For instance, this might include: under-eating at a meal because you are trying to comply to an arbitrary calorie amount; restricting carbs or the types of carbs at meals (we need more than fruit carbs, we need grains, breads, rice, pastas); eating very little all day in an attempt to be “good” and then bingeing at night. Eating patterns become chaotic because restriction is always followed by our brain telling us to eat more food, and quickly before it is off limits again.
Q: What are several suggestions for readers to start building a peaceful, healthy relationship with food?
A: The bravest step you can take to start building a peaceful relationship with food is to lose the diet mentality, which is the first principle of Intuitive Eating. Free yourself of the idea that you have to be on a diet or follow rigid rules to be healthier. Clean up your social media, email and magazine subscriptions, and any other area of your life that allows for oppressive diet messages.
The second most important step you can take is to start nourishing your body appropriately. Do not hesitate to reach out to a non-diet, Health At Every Size practitioner. Most individuals need at minimum 3 meals with carbohydrates, proteins and fats at each, and 2-3 snacks per day.
Q: I love your Instagram feed! (thank you!!) In one of your images you suggest resolving to respect our bodies as they are right now. What are some examples of how we can respect our bodies?
A: Accepting and respecting your body now is a courageous act. It starts by treating your body with the same kindness and compassion that you would give to someone else you love. This means rewriting bullying narrative you might use with your body. For instance, we could change “I feel so full after this meal, this must mean I overate and have no self-control or willpower. I’ve already messed today up, so why even take care of myself?” to: “My belly is full after this meal which means I nourished my body. By giving my body what it needs to function correctly, I reduce the risk of feeling out of control around food. Taking care of my body doesn’t come from more control, but having more choices and feeling more connected to my body. It’s unrealistic for me to hold myself to perfectionistic standards.”
This also means giving your body rest when it needs it, moving it in a way that feels good to you, slowing down in life, and not comparing yourself to anyone else. Thank your body daily for something it allows you to do or the people it allows you to connect with.
Q: What else would you like readers to know about building a nourishing, compassionate, positive relationship with food and with themselves?

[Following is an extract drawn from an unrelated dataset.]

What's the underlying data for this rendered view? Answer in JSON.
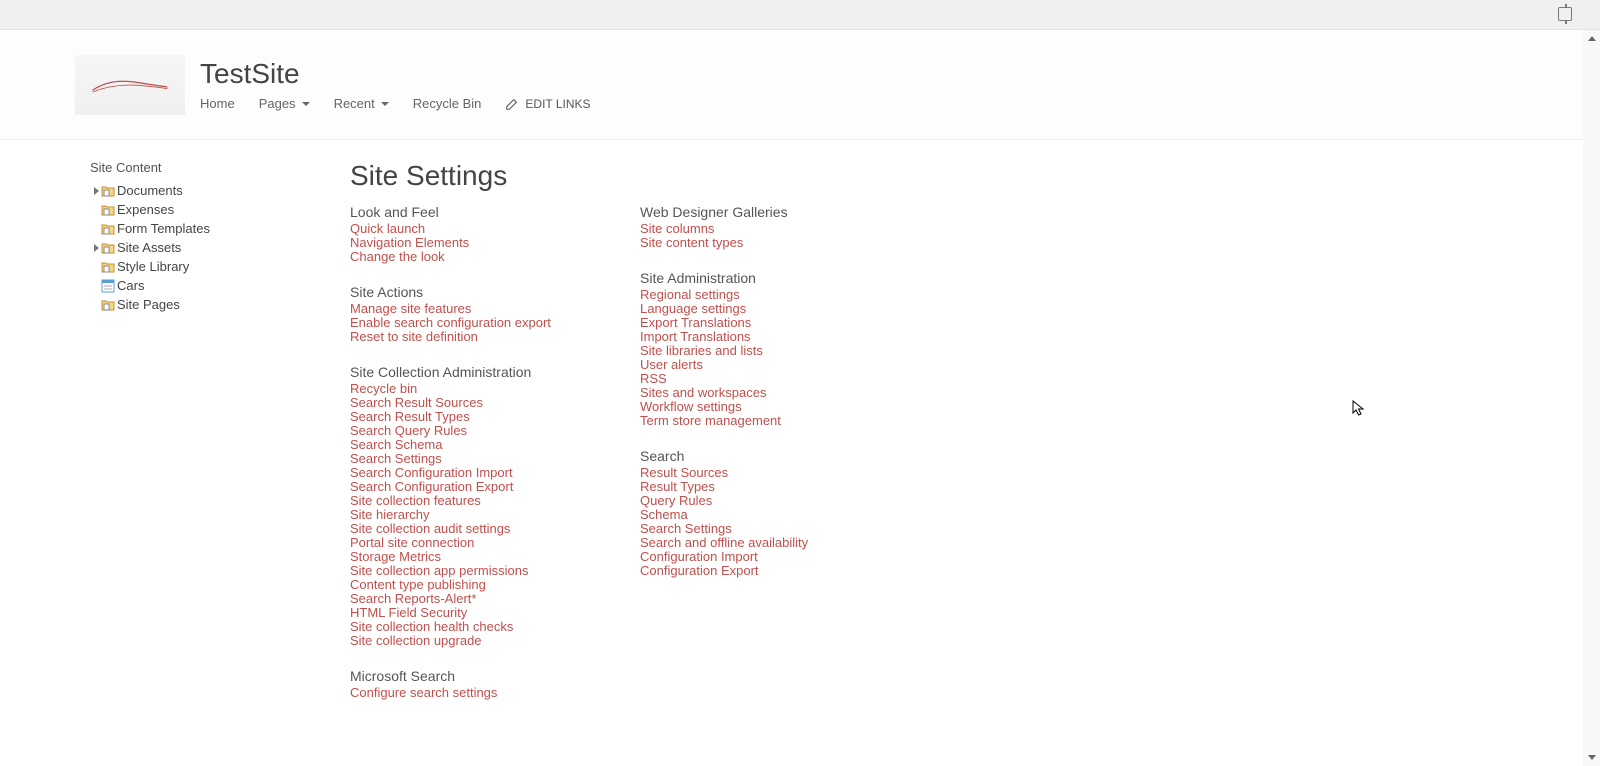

A: While it might seem like a radical concept, having a peaceful relationship with food is possible for you. If you are struggling, you do not have to do this alone. I encourage you to reach out for the support of a non-diet dietitian or therapist to practices from a Health At Every Size (HAES) perspective. These resources can help:
- HAES Community Registry
- Josée Sovinsky, Find a HAES expert
- Nutrition Matters Podcast
- The BodyLove Project Podcast
- Jennifer Rollin’s blog
- Intuitive Eating by Evelyn Tribole and Elyse Resch
- Beautiful You: A Daily Guide to Radical Self-Acceptance by Rosie Molinary
Haley Goodrich is the founder of INSPIRD Nutrition, where she specializes in intuitive eating, eating disorder recovery and body image from a Health at Every Size perspective. She is currently pursuing her Certified Eating Disorder Registered Dietitian (CEDRD) Certification. In addition to her full-time private practice she is also the co-founder of INSPIRD to SEEK, a community-based learning experience designed to mentor and guide nutrition entrepreneurs to build amazing businesses.